Extracted records
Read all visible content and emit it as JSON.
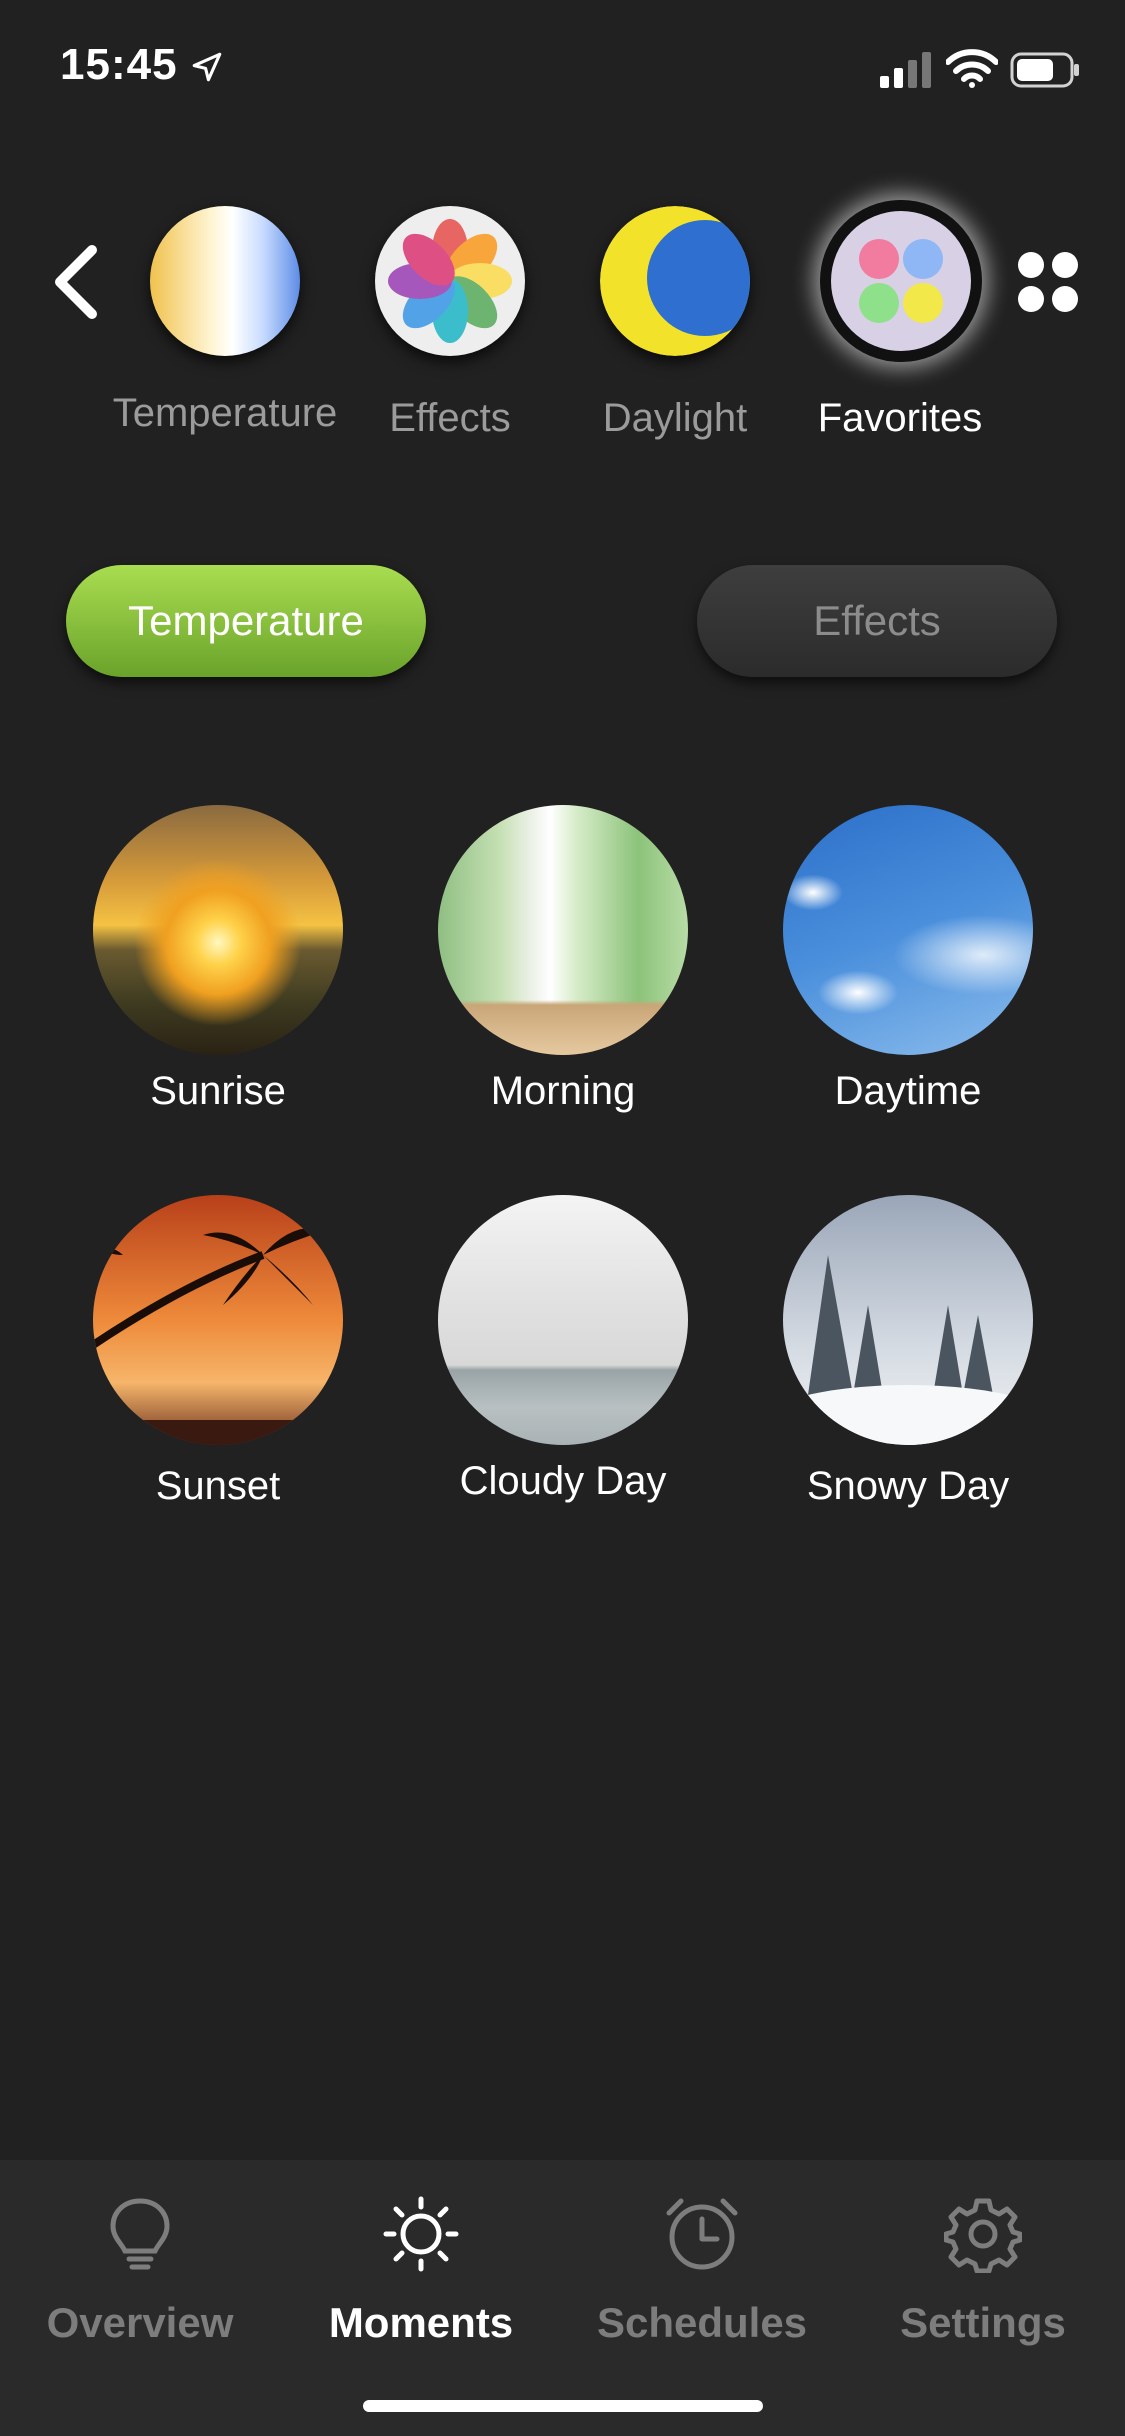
{
  "status": {
    "time": "15:45"
  },
  "modes": [
    {
      "label": "Temperature",
      "active": false
    },
    {
      "label": "Effects",
      "active": false
    },
    {
      "label": "Daylight",
      "active": false
    },
    {
      "label": "Favorites",
      "active": true
    }
  ],
  "segments": {
    "temperature": "Temperature",
    "effects": "Effects",
    "selected": "Temperature"
  },
  "moments": [
    {
      "name": "Sunrise"
    },
    {
      "name": "Morning"
    },
    {
      "name": "Daytime"
    },
    {
      "name": "Sunset"
    },
    {
      "name": "Cloudy Day"
    },
    {
      "name": "Snowy Day"
    }
  ],
  "tabs": [
    {
      "label": "Overview",
      "icon": "bulb-icon"
    },
    {
      "label": "Moments",
      "icon": "sun-icon"
    },
    {
      "label": "Schedules",
      "icon": "alarm-clock-icon"
    },
    {
      "label": "Settings",
      "icon": "gear-icon"
    }
  ],
  "active_tab": "Moments",
  "colors": {
    "background": "#212121",
    "accent_green": "#8cc63f",
    "tabbar": "#2a2a2a"
  }
}
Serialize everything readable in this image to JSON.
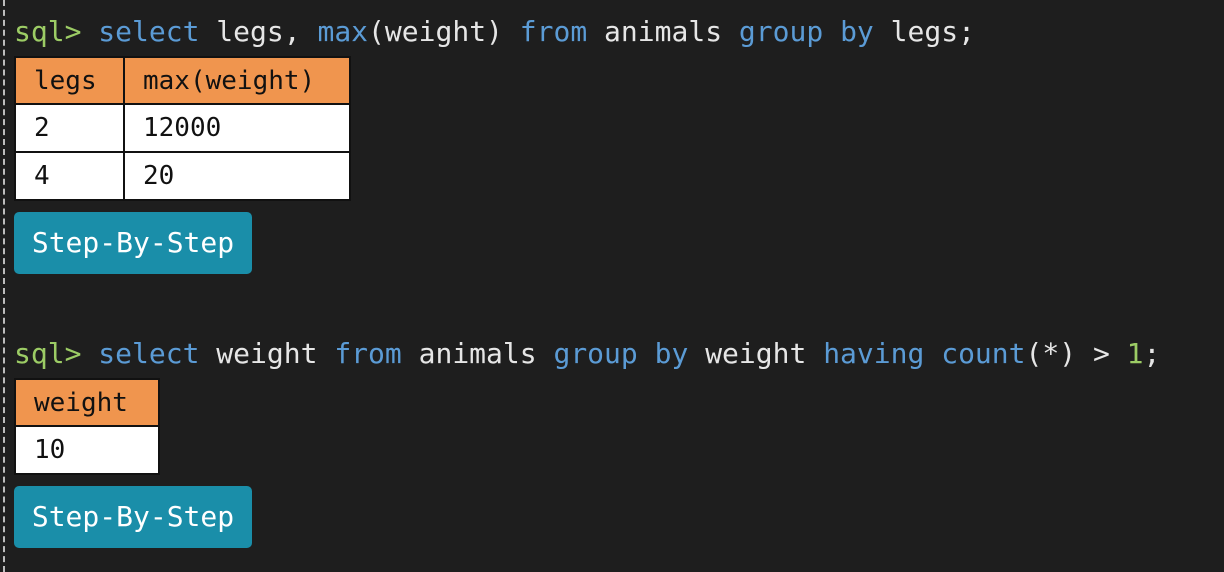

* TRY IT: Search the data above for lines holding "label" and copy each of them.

* RESULT FOR THIS EXERCISE:
      "label": "Temperature",
      "label": "Effects",
      "label": "Daylight",
      "label": "Favorites",
      "label": "Overview",
      "label": "Moments",
      "label": "Schedules",
      "label": "Settings",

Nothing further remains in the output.